> [EXERCISE OBJECTIVE]: Only the text belongs in the copy: retype each record exactly as it appears.

Element data from apps and pages:
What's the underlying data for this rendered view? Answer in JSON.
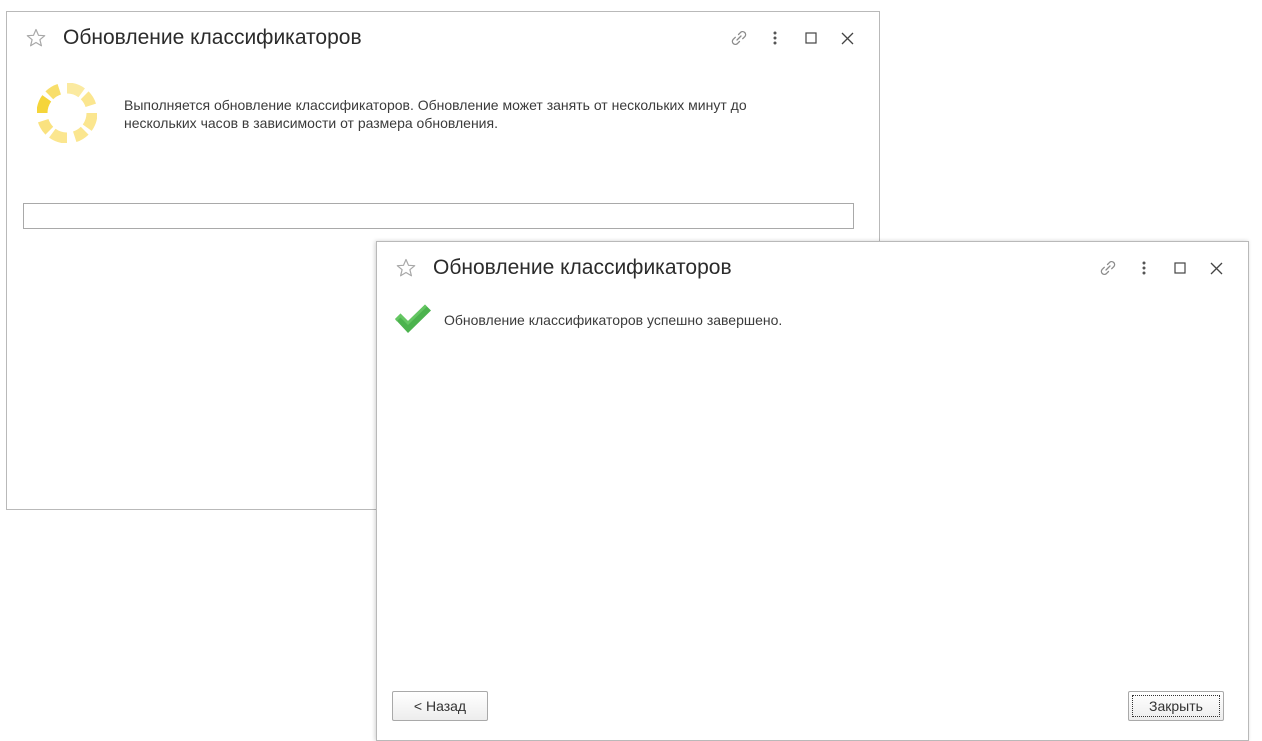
{
  "background_window": {
    "title": "Обновление классификаторов",
    "message": "Выполняется обновление классификаторов. Обновление может занять от нескольких минут до нескольких часов в зависимости от размера обновления.",
    "progress_percent": 0,
    "icons": {
      "favorite": "star-icon",
      "link": "link-icon",
      "more": "more-icon",
      "maximize": "maximize-icon",
      "close": "close-icon",
      "status": "spinner-icon"
    },
    "spinner_color": "#f5d53a"
  },
  "foreground_window": {
    "title": "Обновление классификаторов",
    "message": "Обновление классификаторов успешно завершено.",
    "back_button": "< Назад",
    "close_button": "Закрыть",
    "icons": {
      "favorite": "star-icon",
      "link": "link-icon",
      "more": "more-icon",
      "maximize": "maximize-icon",
      "close": "close-icon",
      "status": "check-icon"
    },
    "check_color": "#4cb34e"
  }
}
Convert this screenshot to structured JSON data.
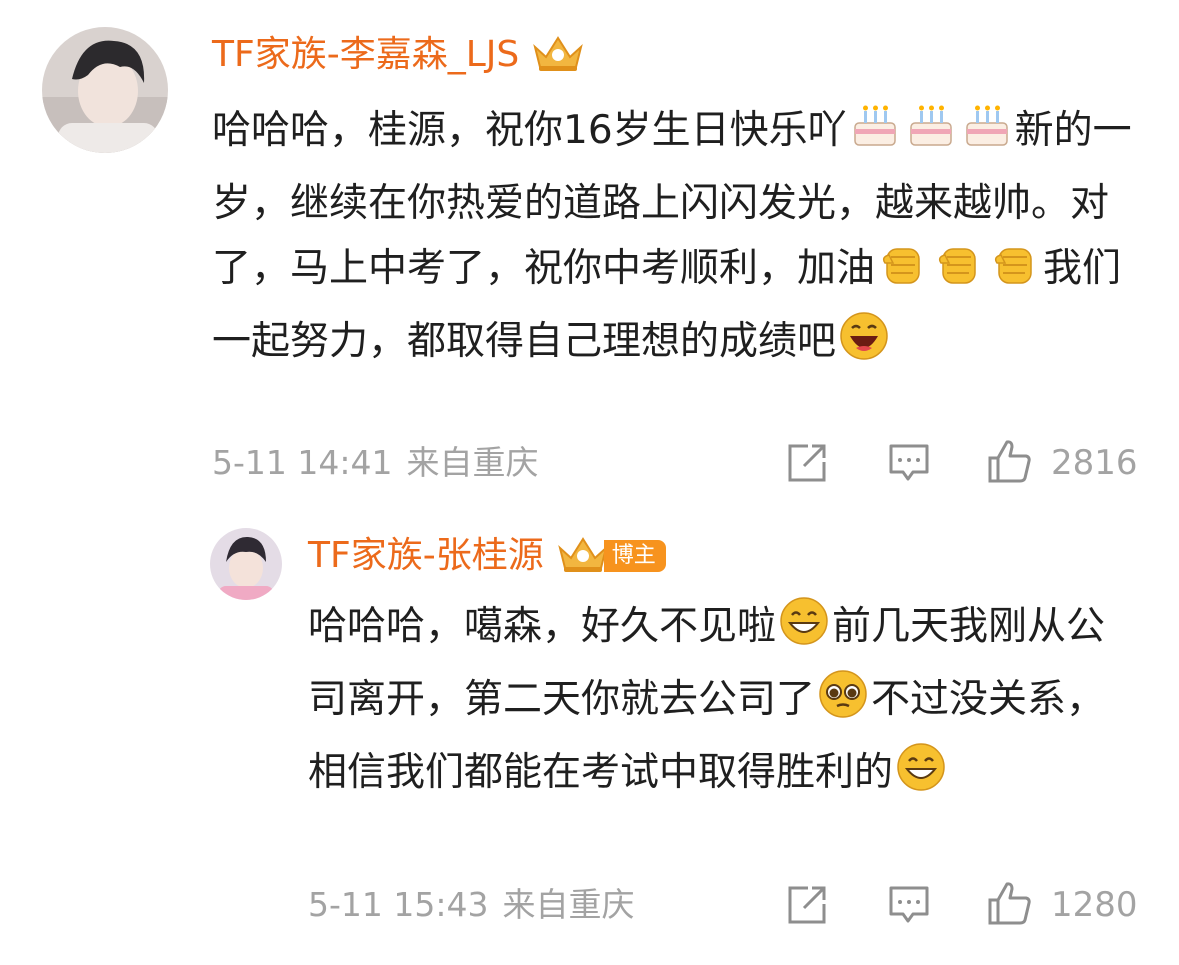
{
  "comments": [
    {
      "username": "TF家族-李嘉森_LJS",
      "text_parts": [
        "哈哈哈，桂源，祝你16岁生日快乐吖",
        "新的一岁，继续在你热爱的道路上闪闪发光，越来越帅。对了，马上中考了，祝你中考顺利，加油",
        "我们一起努力，都取得自己理想的成绩吧"
      ],
      "date": "5-11 14:41",
      "location": "来自重庆",
      "likes": "2816",
      "emojis": [
        "cake-icon",
        "cake-icon",
        "cake-icon",
        "fist-icon",
        "fist-icon",
        "fist-icon",
        "laughing-face-icon"
      ]
    },
    {
      "username": "TF家族-张桂源",
      "badge": "博主",
      "text_parts": [
        "哈哈哈，噶森，好久不见啦",
        "前几天我刚从公司离开，第二天你就去公司了",
        "不过没关系，相信我们都能在考试中取得胜利的"
      ],
      "date": "5-11 15:43",
      "location": "来自重庆",
      "likes": "1280",
      "emojis": [
        "grinning-face-icon",
        "pleading-face-icon",
        "grinning-face-icon"
      ]
    }
  ],
  "colors": {
    "username": "#ec6a1b",
    "meta": "#a3a3a3",
    "badge": "#f7931e"
  }
}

> [ANSWER BELOW]:
What's the underlying data for this rendered view? Answer in JSON.
{
  "background_window": {
    "title": "Обновление классификаторов",
    "message": "Выполняется обновление классификаторов. Обновление может занять от нескольких минут до нескольких часов в зависимости от размера обновления.",
    "progress_percent": 0,
    "icons": {
      "favorite": "star-icon",
      "link": "link-icon",
      "more": "more-icon",
      "maximize": "maximize-icon",
      "close": "close-icon",
      "status": "spinner-icon"
    },
    "spinner_color": "#f5d53a"
  },
  "foreground_window": {
    "title": "Обновление классификаторов",
    "message": "Обновление классификаторов успешно завершено.",
    "back_button": "< Назад",
    "close_button": "Закрыть",
    "icons": {
      "favorite": "star-icon",
      "link": "link-icon",
      "more": "more-icon",
      "maximize": "maximize-icon",
      "close": "close-icon",
      "status": "check-icon"
    },
    "check_color": "#4cb34e"
  }
}
Convert this screenshot to structured JSON data.
{
  "comments": [
    {
      "username": "TF家族-李嘉森_LJS",
      "text_parts": [
        "哈哈哈，桂源，祝你16岁生日快乐吖",
        "新的一岁，继续在你热爱的道路上闪闪发光，越来越帅。对了，马上中考了，祝你中考顺利，加油",
        "我们一起努力，都取得自己理想的成绩吧"
      ],
      "date": "5-11 14:41",
      "location": "来自重庆",
      "likes": "2816",
      "emojis": [
        "cake-icon",
        "cake-icon",
        "cake-icon",
        "fist-icon",
        "fist-icon",
        "fist-icon",
        "laughing-face-icon"
      ]
    },
    {
      "username": "TF家族-张桂源",
      "badge": "博主",
      "text_parts": [
        "哈哈哈，噶森，好久不见啦",
        "前几天我刚从公司离开，第二天你就去公司了",
        "不过没关系，相信我们都能在考试中取得胜利的"
      ],
      "date": "5-11 15:43",
      "location": "来自重庆",
      "likes": "1280",
      "emojis": [
        "grinning-face-icon",
        "pleading-face-icon",
        "grinning-face-icon"
      ]
    }
  ],
  "colors": {
    "username": "#ec6a1b",
    "meta": "#a3a3a3",
    "badge": "#f7931e"
  }
}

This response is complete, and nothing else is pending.